Sana’a hosts Arab mineral wealth conferenceMany investment opportunities in minerals production & export [Archives:2003/675/Business & Economy]
Yemen will be hosting on 13-16 this month the Eighth Arab Conference on Mineral Wealth and the exhibition. It is scheduled that the conference would discuss 104 working papers related to minerals and oil. Taking part in the conference are delegations headed by some Arab oil and minerals ministers, oil undersecretaries and heads of mineral institutions.
Concerned oil authorities have prepared a group of investment opportunities available in Yemen in the sector of minerals and facilities to be granted to companies and investors in order to be presented to the conferees of the mineral wealth eighth conference.
Surveys recently conducted in Yemen have revealed the existence of huge mineral ores encouraging for investment he besides oil and gas. Such metals are mainly gold, copper, iron and zinc.

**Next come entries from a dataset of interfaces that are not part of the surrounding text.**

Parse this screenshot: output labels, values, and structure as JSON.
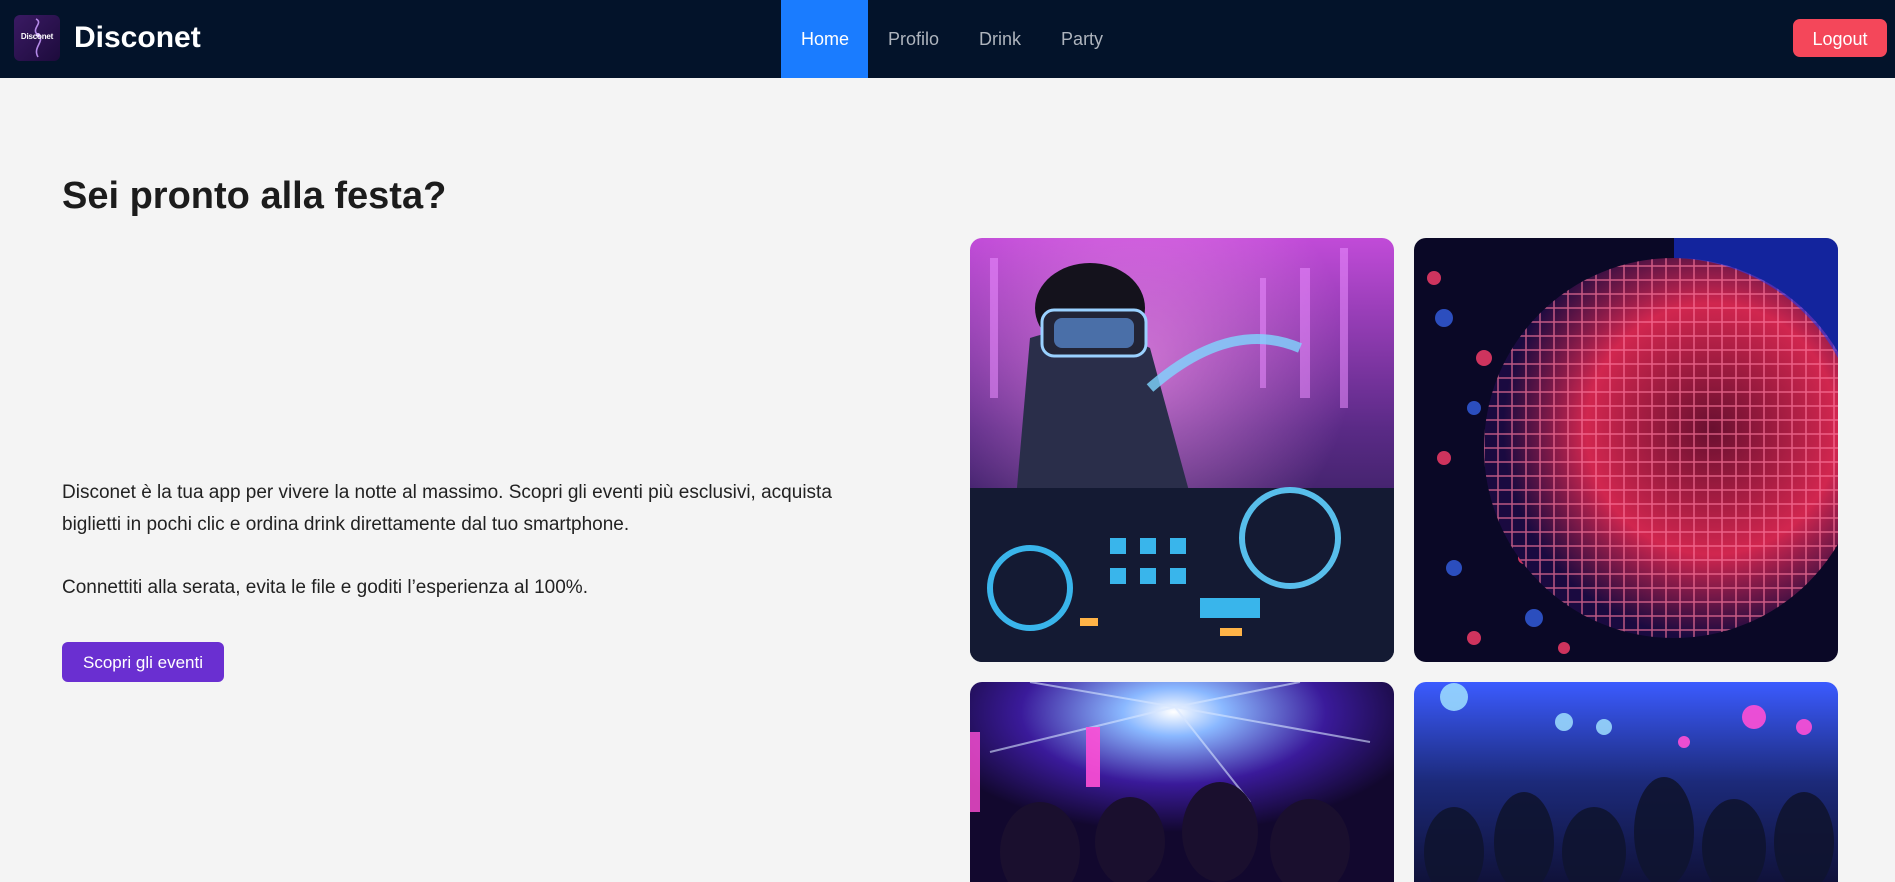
{
  "brand": {
    "logo_text": "Disconet",
    "name": "Disconet"
  },
  "nav": {
    "items": [
      {
        "label": "Home",
        "active": true
      },
      {
        "label": "Profilo",
        "active": false
      },
      {
        "label": "Drink",
        "active": false
      },
      {
        "label": "Party",
        "active": false
      }
    ],
    "logout_label": "Logout"
  },
  "hero": {
    "title": "Sei pronto alla festa?",
    "paragraph_1": "Disconet è la tua app per vivere la notte al massimo. Scopri gli eventi più esclusivi, acquista biglietti in pochi clic e ordina drink direttamente dal tuo smartphone.",
    "paragraph_2": "Connettiti alla serata, evita le file e goditi l’esperienza al 100%.",
    "cta_label": "Scopri gli eventi"
  },
  "gallery": {
    "images": [
      {
        "icon": "dj-vr-photo"
      },
      {
        "icon": "disco-ball-photo"
      },
      {
        "icon": "club-crowd-lights-photo"
      },
      {
        "icon": "party-crowd-photo"
      }
    ]
  },
  "colors": {
    "navbar_bg": "#03132a",
    "nav_active": "#1a7cff",
    "logout": "#f4475a",
    "cta": "#6a2fd1",
    "page_bg": "#f4f4f4"
  }
}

Preliminary surveys have disclosed that with regard to gold there about 16 million tons in the Hariqa area as well as a possible reserve of 40 million tons, and in the Al-Faidh area to the north of Sa'ada it is estimated at 5-10 million tons. The surveys estimate the volume of zinc, lead and silver ores reserve in the area of Mareb at 9 million and 400 thousand tons.
Yemen geological structure contains volcanic alluvial formations rich of metal and metalloid rocks and minerals, and oil and gas. All of them constitute an economic formation for investment and economic exploitation. The surveys also confirm that the areas situated on the coasts of the Red Sea and the Arabian Sea have black sands containing a proportion of metals used in industry like ferric oxide, heavy silica and granite. Some areas have been discovered containing very thick layers of salt at various regions such as the Salif, peninsula in Hudeidah, Shabwa, Mareb, Baihan and Safir where production is now estimated at around 175 tons a year.
Also according to surveys, Yemen possesses a large variety of stones for construction and ornament, among them 25 sites for limestone whose annual average production amounts to 358186 tons. In addition, there are 30 types of precious stones, many kinds of pulverized stone used for producing lime and limestone used in cement industry.
There are also in Yemen metals such as silicate feldspar and igneous rocks in the form of large crystals free from gangues used in thermal, medicinal, glass, plastic, paints, rubber, soap and ceramic industries. Yemen's reserve of feldspar is estimated at millions of tons. It mainly exists in the areas of Wadi Bawhal, in Hajja, Taiz, Baidha, Ahwer, and Wadi Masila but it is not exploited despite of its existence near the main roads and exporting ports.
Preliminary results herald of the availability of many opportunities for investment in mineral wealth in Yemen. These opportunities are in need of more studies and waiting for expatriates' capitals, local and foreign private sector for investing in them.